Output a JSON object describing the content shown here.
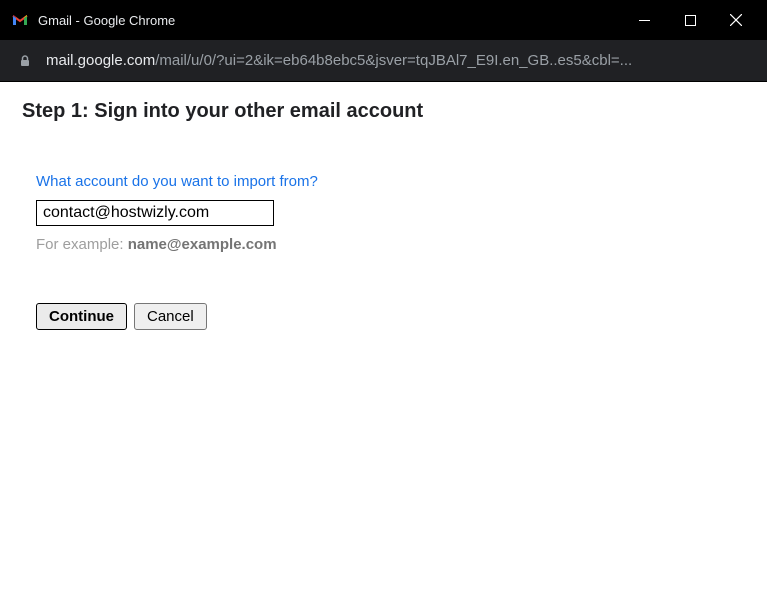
{
  "window": {
    "title": "Gmail - Google Chrome"
  },
  "address": {
    "host": "mail.google.com",
    "path": "/mail/u/0/?ui=2&ik=eb64b8ebc5&jsver=tqJBAl7_E9I.en_GB..es5&cbl=..."
  },
  "page": {
    "title": "Step 1: Sign into your other email account",
    "prompt": "What account do you want to import from?",
    "email_value": "contact@hostwizly.com",
    "example_prefix": "For example: ",
    "example_email": "name@example.com",
    "continue_label": "Continue",
    "cancel_label": "Cancel"
  }
}
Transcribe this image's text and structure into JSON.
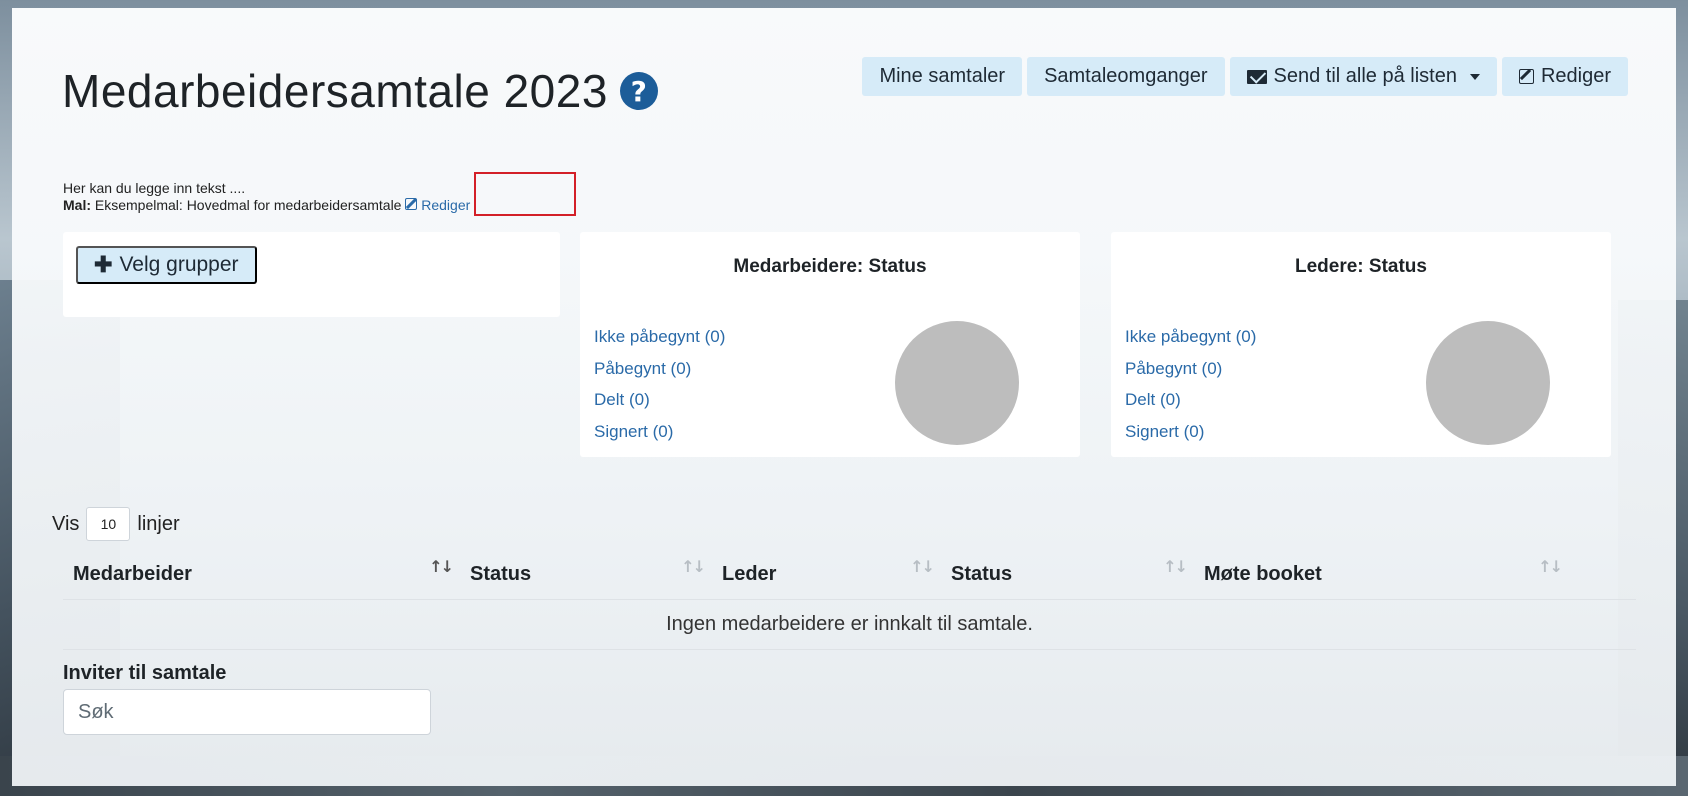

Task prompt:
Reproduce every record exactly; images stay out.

Answer box:
Output a JSON object describing the content shown here.
{
  "window": {
    "title": "Gmail - Google Chrome"
  },
  "address": {
    "host": "mail.google.com",
    "path": "/mail/u/0/?ui=2&ik=eb64b8ebc5&jsver=tqJBAl7_E9I.en_GB..es5&cbl=..."
  },
  "page": {
    "title": "Step 1: Sign into your other email account",
    "prompt": "What account do you want to import from?",
    "email_value": "contact@hostwizly.com",
    "example_prefix": "For example: ",
    "example_email": "name@example.com",
    "continue_label": "Continue",
    "cancel_label": "Cancel"
  }
}
Transcribe this image's text and structure into JSON.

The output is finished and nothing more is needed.